# TASK DESCRIPTION
Below are some entries; state how many of their lines include the word "record" and give no more than that number.

Dataset rows for apps and sites:
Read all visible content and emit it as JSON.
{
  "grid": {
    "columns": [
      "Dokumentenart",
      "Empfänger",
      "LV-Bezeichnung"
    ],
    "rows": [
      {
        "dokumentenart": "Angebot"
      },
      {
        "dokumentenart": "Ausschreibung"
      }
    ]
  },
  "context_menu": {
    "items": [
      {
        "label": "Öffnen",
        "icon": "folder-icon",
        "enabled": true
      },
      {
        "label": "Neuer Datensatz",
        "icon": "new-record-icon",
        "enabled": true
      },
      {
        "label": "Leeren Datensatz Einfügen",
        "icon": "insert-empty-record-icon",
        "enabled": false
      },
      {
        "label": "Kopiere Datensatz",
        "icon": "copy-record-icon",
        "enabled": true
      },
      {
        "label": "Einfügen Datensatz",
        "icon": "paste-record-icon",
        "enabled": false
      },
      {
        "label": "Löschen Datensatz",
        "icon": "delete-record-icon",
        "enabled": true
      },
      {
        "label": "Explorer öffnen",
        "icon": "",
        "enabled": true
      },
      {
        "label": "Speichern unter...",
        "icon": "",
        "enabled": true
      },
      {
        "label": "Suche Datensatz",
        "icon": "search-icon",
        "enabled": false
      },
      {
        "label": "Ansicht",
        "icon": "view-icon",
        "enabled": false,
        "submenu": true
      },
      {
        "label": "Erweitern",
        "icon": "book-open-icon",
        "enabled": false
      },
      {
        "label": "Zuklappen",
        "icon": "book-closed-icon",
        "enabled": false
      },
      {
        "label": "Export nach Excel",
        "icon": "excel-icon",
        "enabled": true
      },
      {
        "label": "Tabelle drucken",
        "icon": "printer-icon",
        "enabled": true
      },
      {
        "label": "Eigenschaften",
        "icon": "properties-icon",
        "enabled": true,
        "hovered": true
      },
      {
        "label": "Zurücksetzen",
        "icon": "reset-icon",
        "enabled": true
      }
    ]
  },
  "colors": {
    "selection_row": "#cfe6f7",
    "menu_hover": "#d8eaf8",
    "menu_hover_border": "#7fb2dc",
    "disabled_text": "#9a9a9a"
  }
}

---

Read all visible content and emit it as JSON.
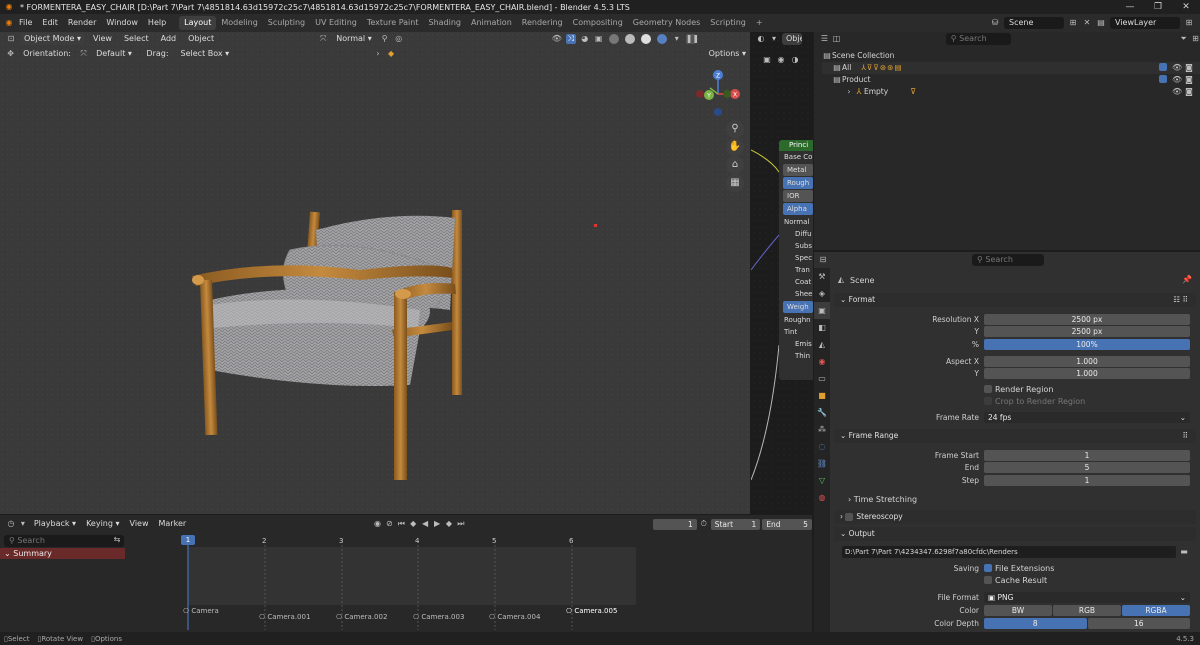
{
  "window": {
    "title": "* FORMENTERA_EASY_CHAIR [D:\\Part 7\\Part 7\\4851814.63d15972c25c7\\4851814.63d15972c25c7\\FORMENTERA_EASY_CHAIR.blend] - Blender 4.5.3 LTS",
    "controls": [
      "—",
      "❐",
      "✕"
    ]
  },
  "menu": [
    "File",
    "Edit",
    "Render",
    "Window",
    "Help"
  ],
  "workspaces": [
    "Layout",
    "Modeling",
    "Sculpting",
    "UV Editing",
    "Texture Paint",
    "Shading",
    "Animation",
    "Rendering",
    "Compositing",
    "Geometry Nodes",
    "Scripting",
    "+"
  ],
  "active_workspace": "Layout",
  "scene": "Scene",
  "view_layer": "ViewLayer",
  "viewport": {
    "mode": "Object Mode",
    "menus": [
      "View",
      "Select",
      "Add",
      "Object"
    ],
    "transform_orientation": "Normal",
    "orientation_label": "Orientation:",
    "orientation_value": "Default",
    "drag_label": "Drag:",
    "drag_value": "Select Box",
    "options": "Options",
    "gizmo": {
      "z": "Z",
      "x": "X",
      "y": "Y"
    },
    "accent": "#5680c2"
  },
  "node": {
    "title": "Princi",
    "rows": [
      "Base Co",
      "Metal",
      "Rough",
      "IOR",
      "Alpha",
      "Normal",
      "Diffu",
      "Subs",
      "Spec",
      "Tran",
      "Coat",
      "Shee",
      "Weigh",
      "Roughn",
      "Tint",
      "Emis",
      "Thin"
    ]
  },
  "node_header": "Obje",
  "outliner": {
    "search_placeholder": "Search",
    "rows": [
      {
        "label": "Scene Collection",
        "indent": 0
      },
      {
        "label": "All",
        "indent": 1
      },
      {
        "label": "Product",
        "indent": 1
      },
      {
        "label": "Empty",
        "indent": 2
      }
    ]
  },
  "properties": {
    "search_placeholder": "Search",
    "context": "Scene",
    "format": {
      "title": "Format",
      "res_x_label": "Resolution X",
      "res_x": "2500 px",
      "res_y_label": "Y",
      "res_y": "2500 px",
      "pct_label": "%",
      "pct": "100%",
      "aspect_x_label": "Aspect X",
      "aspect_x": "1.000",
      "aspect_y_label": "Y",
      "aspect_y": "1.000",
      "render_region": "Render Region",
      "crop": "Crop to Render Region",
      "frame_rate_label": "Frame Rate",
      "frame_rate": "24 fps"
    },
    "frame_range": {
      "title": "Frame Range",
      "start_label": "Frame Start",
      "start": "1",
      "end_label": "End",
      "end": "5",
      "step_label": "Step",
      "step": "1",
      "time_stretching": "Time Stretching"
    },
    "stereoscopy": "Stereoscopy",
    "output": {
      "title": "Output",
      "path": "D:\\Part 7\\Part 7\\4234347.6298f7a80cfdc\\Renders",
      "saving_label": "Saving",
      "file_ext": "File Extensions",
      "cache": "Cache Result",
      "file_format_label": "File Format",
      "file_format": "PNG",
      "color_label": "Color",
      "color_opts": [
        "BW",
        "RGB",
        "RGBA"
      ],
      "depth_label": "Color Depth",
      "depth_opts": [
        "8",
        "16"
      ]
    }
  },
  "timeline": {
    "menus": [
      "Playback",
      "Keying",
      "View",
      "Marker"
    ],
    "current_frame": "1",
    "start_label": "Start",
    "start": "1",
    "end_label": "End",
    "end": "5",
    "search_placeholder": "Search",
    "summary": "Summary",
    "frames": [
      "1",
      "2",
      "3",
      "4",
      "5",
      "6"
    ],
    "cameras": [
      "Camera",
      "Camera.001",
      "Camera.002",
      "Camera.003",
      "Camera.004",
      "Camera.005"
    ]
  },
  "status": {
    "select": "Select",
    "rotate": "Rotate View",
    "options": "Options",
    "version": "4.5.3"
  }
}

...

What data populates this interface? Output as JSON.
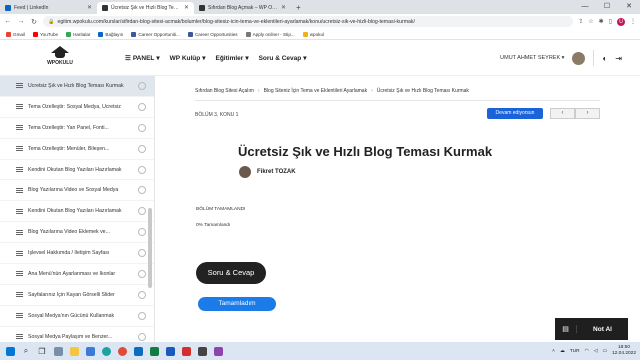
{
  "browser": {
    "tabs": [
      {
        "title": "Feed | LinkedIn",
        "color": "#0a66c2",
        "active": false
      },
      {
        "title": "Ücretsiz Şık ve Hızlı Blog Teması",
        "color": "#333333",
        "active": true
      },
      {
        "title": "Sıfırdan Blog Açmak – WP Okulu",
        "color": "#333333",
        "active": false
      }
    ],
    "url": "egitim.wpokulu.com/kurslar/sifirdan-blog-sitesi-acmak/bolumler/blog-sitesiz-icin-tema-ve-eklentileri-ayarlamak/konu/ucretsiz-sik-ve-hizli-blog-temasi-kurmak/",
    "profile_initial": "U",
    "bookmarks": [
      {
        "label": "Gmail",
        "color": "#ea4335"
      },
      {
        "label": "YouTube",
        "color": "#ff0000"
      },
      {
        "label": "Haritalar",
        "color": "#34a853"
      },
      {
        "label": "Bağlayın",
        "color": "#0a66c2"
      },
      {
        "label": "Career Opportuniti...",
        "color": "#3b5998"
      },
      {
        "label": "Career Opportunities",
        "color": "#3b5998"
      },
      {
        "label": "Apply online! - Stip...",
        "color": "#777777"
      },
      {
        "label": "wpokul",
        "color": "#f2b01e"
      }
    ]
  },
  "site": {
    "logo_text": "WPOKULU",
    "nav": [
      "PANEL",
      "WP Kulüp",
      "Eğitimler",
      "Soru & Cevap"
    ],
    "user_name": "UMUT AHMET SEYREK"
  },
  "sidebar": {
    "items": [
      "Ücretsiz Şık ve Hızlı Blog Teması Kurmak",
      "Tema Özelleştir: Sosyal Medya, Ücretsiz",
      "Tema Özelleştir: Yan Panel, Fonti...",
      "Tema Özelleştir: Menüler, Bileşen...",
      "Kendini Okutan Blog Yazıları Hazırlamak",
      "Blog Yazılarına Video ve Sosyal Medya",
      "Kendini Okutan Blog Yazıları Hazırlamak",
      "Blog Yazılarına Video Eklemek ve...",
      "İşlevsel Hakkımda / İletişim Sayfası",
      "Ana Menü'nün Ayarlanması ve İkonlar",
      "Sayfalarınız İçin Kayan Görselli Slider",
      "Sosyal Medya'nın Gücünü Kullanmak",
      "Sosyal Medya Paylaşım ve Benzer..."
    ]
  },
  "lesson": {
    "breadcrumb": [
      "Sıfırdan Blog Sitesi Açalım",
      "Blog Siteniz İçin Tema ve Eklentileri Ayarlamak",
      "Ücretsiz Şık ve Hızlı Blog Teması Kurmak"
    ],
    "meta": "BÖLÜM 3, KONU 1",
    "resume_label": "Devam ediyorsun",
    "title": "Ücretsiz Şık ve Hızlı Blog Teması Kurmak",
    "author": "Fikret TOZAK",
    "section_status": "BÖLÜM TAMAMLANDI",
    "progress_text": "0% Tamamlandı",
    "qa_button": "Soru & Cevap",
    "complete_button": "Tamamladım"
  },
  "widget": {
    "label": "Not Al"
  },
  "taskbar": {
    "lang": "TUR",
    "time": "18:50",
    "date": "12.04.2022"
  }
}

# YOUR RESPONSE
5